### Data about app and page elements
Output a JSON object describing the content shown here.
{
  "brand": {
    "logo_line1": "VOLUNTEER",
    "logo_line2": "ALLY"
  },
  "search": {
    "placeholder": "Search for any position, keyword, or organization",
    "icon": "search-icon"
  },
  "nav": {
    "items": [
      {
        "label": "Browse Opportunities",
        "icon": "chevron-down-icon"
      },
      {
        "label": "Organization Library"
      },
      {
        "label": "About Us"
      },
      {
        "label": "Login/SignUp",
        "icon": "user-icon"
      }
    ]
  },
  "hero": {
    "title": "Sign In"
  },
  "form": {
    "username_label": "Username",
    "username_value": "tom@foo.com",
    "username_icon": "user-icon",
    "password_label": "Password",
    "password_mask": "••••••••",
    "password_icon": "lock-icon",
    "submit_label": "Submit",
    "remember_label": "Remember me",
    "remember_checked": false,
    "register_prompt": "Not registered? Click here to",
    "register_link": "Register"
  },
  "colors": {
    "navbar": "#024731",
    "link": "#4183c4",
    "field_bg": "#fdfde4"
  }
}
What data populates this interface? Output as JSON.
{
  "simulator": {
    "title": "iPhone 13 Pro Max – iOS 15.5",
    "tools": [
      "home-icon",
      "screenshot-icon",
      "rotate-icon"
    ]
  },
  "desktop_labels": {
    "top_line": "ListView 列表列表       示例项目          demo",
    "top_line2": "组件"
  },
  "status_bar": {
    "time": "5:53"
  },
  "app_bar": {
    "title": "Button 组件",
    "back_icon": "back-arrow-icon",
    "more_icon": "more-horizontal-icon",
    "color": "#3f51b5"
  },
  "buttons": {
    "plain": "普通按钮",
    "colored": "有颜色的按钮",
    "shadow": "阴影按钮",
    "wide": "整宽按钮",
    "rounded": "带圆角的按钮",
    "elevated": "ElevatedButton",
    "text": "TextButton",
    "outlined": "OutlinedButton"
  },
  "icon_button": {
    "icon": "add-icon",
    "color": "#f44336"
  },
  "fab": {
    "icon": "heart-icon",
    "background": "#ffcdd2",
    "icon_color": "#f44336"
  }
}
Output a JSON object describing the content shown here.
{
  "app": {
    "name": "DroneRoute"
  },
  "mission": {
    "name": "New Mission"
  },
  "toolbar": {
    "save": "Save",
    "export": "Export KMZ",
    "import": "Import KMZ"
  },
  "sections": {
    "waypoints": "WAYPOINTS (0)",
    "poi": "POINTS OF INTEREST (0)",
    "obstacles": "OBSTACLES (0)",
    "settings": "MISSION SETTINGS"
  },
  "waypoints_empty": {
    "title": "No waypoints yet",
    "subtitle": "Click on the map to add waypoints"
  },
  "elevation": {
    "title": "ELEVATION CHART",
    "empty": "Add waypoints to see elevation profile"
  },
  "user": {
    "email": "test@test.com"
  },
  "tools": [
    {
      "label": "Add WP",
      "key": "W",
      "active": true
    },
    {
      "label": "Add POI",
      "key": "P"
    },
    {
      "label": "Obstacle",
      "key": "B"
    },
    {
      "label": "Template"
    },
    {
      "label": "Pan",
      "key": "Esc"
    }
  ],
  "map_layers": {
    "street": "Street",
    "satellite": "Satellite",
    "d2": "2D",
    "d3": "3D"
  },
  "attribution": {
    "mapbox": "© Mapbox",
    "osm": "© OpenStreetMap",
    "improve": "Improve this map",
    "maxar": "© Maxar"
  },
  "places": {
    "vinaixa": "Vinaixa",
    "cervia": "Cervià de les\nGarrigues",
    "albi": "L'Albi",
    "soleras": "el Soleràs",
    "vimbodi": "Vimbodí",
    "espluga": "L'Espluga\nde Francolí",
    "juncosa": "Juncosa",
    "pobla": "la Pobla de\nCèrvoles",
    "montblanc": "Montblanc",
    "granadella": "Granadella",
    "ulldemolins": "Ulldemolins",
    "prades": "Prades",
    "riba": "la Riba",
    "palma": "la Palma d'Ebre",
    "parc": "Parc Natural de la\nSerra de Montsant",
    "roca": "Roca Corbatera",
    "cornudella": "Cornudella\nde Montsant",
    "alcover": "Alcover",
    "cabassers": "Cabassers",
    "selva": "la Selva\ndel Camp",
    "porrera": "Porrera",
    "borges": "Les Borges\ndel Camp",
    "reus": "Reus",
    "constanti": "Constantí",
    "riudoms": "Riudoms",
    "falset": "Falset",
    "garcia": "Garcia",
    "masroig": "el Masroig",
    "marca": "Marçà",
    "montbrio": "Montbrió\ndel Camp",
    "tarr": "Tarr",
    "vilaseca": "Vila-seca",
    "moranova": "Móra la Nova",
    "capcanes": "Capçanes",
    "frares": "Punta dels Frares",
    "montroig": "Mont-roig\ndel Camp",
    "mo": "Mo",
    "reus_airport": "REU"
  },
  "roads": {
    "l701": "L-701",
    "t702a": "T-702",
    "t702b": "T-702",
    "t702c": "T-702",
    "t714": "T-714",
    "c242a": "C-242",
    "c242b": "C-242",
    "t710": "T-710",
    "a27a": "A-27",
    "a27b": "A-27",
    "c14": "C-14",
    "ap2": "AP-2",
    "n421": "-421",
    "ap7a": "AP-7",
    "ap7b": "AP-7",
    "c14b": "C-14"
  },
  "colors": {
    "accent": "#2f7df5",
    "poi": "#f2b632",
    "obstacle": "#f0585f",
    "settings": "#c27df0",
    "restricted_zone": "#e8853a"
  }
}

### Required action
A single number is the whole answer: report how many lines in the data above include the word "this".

### Exercise output
2